Her subsequent album, Legal, was not as far off from the mainstream as its predecessor, and an album of live performances released the following year once again struck a balance between the sweet sounds of Brazilian music and the harder sounds of rock. The cover of Costa’s album “ndia” was deemed inappropriate for release in 1973[6] due to its focus on the woman’s red bikini bottom. Gal has recorded versions of songs written by several of Brazil’s most well-known songwriters, including Tom Jobim, Ben, and Erasmo Carlos, among others. During the 1970s, she was an integral member of the band Doces Barbaros, along with other notable figures such as Veloso, Gil, and Maria Bethania. It had been hoped for years that this iconic ensemble from Brazilian popular music would get back together again. The single “Festa Do Interior,” which was included on the double album Fantasia, became her most successful release to date in 1982 and was certified multi-platinum by the end of the year. In the movie The Mandarin (O Mandarim), which came out in 1995, Gal played the role of the singer Carmen Miranda. She has recorded songs in not only English but also Portuguese and Spanish.
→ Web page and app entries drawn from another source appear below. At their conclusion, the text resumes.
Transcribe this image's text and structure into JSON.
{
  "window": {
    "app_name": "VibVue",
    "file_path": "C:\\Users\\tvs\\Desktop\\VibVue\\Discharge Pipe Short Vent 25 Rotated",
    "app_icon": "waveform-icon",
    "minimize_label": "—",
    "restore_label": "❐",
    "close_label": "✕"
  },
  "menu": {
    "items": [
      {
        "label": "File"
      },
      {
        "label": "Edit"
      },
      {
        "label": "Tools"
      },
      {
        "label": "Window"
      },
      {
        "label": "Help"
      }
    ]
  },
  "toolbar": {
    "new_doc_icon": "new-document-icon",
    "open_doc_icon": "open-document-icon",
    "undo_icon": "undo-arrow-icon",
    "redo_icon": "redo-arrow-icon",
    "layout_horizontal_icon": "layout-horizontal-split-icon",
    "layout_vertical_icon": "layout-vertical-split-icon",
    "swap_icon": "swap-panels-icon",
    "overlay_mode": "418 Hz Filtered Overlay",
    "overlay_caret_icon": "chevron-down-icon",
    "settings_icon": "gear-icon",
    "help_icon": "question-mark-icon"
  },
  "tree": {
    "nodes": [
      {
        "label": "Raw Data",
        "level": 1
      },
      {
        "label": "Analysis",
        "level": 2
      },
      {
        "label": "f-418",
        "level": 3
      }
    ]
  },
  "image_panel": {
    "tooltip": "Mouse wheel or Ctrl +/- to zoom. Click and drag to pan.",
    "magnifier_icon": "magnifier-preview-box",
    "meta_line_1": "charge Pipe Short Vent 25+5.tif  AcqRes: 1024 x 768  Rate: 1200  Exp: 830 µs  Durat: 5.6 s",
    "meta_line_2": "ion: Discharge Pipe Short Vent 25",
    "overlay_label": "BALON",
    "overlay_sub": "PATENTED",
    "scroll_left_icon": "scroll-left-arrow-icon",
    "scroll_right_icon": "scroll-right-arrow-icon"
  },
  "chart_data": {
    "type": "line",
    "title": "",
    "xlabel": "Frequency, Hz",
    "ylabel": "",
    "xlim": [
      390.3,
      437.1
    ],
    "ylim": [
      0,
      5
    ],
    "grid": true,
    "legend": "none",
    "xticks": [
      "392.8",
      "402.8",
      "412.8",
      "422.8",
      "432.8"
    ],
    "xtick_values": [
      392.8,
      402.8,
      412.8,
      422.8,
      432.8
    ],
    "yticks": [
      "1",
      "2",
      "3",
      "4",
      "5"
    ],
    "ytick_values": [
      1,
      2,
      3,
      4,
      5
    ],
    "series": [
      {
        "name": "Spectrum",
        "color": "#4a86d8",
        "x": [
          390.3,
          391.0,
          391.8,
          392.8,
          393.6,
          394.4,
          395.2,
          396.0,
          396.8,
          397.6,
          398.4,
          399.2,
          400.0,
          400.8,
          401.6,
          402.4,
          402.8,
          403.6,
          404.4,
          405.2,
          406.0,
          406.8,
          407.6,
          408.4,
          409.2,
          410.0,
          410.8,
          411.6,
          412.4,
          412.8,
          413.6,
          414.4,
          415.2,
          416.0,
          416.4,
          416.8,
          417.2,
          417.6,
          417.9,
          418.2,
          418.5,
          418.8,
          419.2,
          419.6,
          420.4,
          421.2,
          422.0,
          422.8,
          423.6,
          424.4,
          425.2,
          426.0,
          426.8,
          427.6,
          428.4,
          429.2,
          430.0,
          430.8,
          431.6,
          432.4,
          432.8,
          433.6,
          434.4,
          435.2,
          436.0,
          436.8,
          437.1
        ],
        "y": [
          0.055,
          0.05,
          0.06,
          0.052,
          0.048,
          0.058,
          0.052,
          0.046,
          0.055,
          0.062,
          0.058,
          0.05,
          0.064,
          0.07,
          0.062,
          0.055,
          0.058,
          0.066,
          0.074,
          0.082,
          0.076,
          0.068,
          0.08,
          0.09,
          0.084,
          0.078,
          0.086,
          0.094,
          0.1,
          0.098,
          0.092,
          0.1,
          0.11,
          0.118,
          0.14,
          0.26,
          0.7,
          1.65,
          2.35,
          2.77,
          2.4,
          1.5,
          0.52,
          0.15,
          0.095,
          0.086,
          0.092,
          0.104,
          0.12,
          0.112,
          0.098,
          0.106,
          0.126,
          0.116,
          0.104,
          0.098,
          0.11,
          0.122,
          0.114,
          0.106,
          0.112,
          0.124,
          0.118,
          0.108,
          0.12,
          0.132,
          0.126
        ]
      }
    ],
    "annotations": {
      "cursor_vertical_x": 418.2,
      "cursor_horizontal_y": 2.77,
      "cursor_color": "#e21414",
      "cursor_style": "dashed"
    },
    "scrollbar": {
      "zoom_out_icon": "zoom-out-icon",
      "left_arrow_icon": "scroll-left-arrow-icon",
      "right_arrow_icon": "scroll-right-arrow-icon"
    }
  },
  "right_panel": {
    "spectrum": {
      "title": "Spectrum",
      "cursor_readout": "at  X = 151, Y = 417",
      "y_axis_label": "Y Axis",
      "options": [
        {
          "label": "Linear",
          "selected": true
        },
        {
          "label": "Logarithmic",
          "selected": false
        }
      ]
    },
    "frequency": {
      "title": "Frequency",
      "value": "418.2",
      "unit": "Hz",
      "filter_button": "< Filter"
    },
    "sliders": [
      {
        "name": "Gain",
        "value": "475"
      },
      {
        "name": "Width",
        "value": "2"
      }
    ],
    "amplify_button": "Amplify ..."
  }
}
In the biopic that will be released in 2023, Sophie Charlotte will play the role of Gal Costa.



2011 Latin Grammy Lifetime Achievement Award

Personal life

Gal was bisexual. She was enamoured of Marina Lima in the 1990s.


Gal died in São Paulo on 9 November 2022, at the age of 77.  She was recovering from an extraction of a nodule of her nasal cavity and had canceled her show at the Primavera Sound.


Studio albums

  • 1965: Maria da Graça (EP)
  • 1967: Domingo (with Caetano Veloso)
  • 1969: Gal Costa
  • 1969: Gal
  • 1970: Legal
  • 1971: -Fa-Tal- Gal a Todo Vapor
  • 1973: Índia
  • 1974: Cantar
  • 1975: Gal Canta Caymmi
  • 1977: Caras e Bocas
  • 1978: Água Viva
  • 1979: Gal Tropical
  • 1980: Aquarela do Brasil
  • 1981: Fantasia
  • 1982: Minha Voz
  • 1983: Baby Gal
  • 1983: Trilha Sonora do Filme ‘Gabriela’
  • 1984: Profana
  • 1985: Bem Bom
  • 1987: Lua de Mel Como o Diabo Gosta
  • 1990: Plural
  • 1992: Gal
  • 1994: O Sorriso do Gato de Alice
  • 1995: Mina D’Água do Meu Canto
  • 1998: Aquele Frevo Axé
  • 2001: Gal de Tantos Amores
  • 2002: Gal Bossa Tropical
  • 2004: Todas as Coisas e Eu
  • 2005: Hoje 
  • 2011: Recanto
  • 2015: “Estratosférica”
  • 2018: “A Pele do Futuro”
  • 2021: “Nenhuma Dor”

Live albums 

  • 1971: -Fa-Tal- Gal a Todo Vapor
  • 1976: Doces Bárbaros (with Caetano Veloso, Gilberto Gil, and Maria Bethânia)
  • 1986: Jazzvisions: Rio Revisited (with Antonio Carlos Jobim)
  • 1997: Acústico MTV
  • 1999: Gal Costa Canta Tom Jobim Ao Vivo
  • 2006: Gal Costa Live at the Blue Note
  • 2006: Gal Costa Ao Vivo
  • 2013: Recanto Ao Vivo


  • 1968: “Baby”
  • 1969: “Que Pena (Ela Já Não Gosta Mais De Mim)”
  • 1970: “Meu Nome É Gal”
  • 1970: “London, London”